June 21, 2008
Rome. I don't like working here--charitably put, work-life balance is totally out of balance in some regions of Italy--but I love being in Rome. You can play all day long in and around the The Forum and Palatine Hill, where antiquities are still being found. You can stroll the City. There's this guy with a shop at the Piazza Navona--2000 years ago the Piazza was a Roman circus (i.e., track) you can still see if you try--who sells me these unique old prints, beautifully framed, that I bought for my father in Cincinnati and my alleged girlfriend in LA. I go to that shop on every trip. The Tiber River is gorgeous and, like the Seine in Paris, steeped in history, and a bit melancholy and mysterious.
Lots--much of it sad and unbearable--happened in western Europe, folks. The rivers remember it all.

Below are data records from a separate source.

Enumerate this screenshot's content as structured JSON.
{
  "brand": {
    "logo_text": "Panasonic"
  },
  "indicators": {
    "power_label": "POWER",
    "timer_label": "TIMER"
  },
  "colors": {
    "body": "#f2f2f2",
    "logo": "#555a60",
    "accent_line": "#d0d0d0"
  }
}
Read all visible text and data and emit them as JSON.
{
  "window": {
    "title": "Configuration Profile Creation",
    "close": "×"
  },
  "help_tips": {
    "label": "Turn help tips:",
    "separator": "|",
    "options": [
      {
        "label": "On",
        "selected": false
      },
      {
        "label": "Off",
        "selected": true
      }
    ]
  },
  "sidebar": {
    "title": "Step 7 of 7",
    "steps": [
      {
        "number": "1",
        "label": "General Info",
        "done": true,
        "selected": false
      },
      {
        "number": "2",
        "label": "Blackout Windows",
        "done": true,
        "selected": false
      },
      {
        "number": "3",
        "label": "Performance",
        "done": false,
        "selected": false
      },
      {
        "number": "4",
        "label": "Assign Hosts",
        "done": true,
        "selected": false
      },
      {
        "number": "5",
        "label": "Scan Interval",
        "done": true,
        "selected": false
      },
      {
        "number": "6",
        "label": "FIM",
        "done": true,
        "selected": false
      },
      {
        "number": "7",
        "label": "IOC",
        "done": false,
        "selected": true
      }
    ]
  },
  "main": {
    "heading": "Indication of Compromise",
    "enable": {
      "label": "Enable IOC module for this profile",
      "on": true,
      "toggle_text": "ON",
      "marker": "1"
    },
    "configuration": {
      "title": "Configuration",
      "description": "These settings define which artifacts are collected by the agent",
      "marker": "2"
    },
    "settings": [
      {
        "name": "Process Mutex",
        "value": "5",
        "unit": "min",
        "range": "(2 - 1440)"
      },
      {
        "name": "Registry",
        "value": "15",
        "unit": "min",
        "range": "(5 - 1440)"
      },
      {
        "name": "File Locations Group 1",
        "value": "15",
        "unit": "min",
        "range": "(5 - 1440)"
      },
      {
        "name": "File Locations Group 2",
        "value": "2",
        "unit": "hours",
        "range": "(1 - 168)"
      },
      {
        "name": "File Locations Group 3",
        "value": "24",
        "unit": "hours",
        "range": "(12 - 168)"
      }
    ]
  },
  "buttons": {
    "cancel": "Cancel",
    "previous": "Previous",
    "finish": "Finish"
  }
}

Happily, many of the West's great ideas and institutions, including what became English law, were conceived or at least preserved by Rome. And the obvious comparison of Rome to America these days is both daunting and exciting: the Romans were competent if grandiose empire builders who were great "copiers". Rome got most of its better (if unrealized) instincts about government, and its best artistic and traditions, from a different nation. Americans got theirs from Europe--but old Rome's debt was to Greece.
Back to travel. You can't see, experience and "do" Rome on one trip--same thing with New York, London or Paris--and you shouldn't try. Here's what happens when you do. See at The Exploration of Undiscovered Worlds--Or Just Europe and Myself this recent post "Rome" by an anonymous traveler who otherwise seems to know what he/she is doing and just visited Rome and then Paris back-to-back. Our advice: Learn a little more about Rome first, and then "live in it", taking small bites.
Posted by JD Hull at June 21, 2008 12:57 AM